A Roth spot is a hemorrhage, which is blood from ruptured blood vessels. It affects your retina — the part of your eye that senses light and sends signals to your brain that allow you to see. Roth spots are also called Litten’s signs.
They’re only visible during an eye exam, but they can occasionally cause blurry vision or sight loss. Whether Roth spots cause vision problems generally depends on where they’re located.
Keep reading to learn more about what Roth spots look like and the conditions that can cause them.
What do they look like?
Roth spots appear on your retina as areas of blood with pale or white centers. The white spot is made of fibrin, a protein that works to stop bleeding. These spots can come and go, sometimes appearing and disappearing in a matter of hours.
Roth spots appear as red spots with a white center on the retina; they indicate bleeding. Image source: This image was originally published in the Retina Image Bank® website. Author: Sharon Fekrat, MD FACS. Photograher: Tiffanie Keaton, Duke Eye Imaging, Durham, NC. Retina Image Bank. 2012; 1164. © the American Society of Retina Specialists
What’s their relationship to endocarditis?
For a long time, doctors thought that Roth spots were a sign of endocarditis. Endocarditis is an infection of the heart’s lining, called the endocardium. It can also affect the valves and muscle of the heart.
Endocarditis is usually caused by bacteria that enter the bloodstream through the mouth or gums. Doctors used to think that the white area seen in Roth spots was a septic embolism. This refers to a blockage — usually a blood clot — that’s infected. The white center, they thought, was pus from the infection. However, they now know that the spot is made of fibrin.
Roth spots can be a symptom of endocarditis, but only 2 percent of people with endocarditis have them.
What else causes them?
Roth spots are caused by conditions that make blood vessels fragile and inflamed. In addition to endocarditis, these conditions include:
How are they diagnosed?

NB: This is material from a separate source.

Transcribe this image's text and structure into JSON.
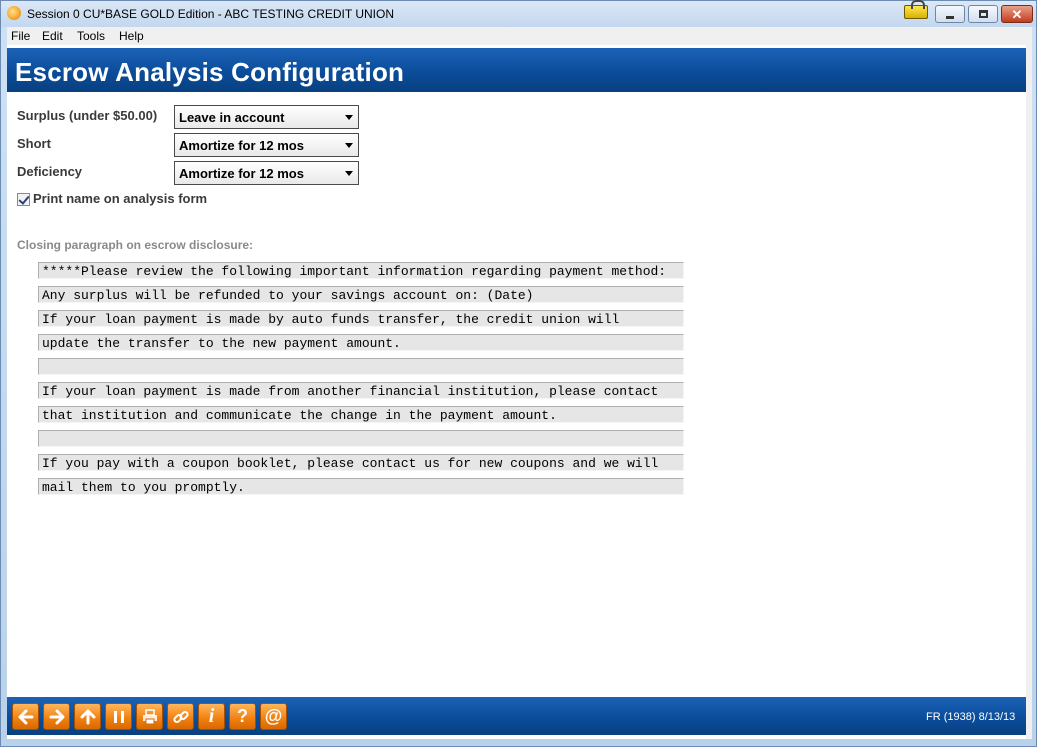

Roth spots are diagnosed during an eye exam. Your doctor will start by dilating your pupils with eye drops before looking at your eye using one of two methods:
- Funduscopy. Your doctor will use a lighted scope with attached lenses, called an ophthalmoscope, to look at the fundus of your eye. The fundus includes the retina and blood vessels.
- Slit lamp exam. A slit lamp is a magnifying instrument with a very bright light that gives your doctor a better view of the inside of your eye.
While these tests don’t come with many risks, the drops used to dilate your pupils might sting or cause blurry vision for a few hours.
Based on what they find during the exam, your doctor might order blood and urine tests to see what might be causing them. They may also use an echocardiogram to get a view of your heart and check for signs of endocarditis or other damage.
How are they treated?
There’s no specific treatment for Roth spots, since a variety of conditions can cause them. However, once the underlying condition is treated, Roth spots usually go away on their own.
Living with Roth spots
While Roth spots used to be associated with just a dangerous heart infection, they can result from many things, including diabetes and anemia. If your doctor finds them during an eye exam, they’ll likely order some additional tests to check for any underlying conditions that might be causing them.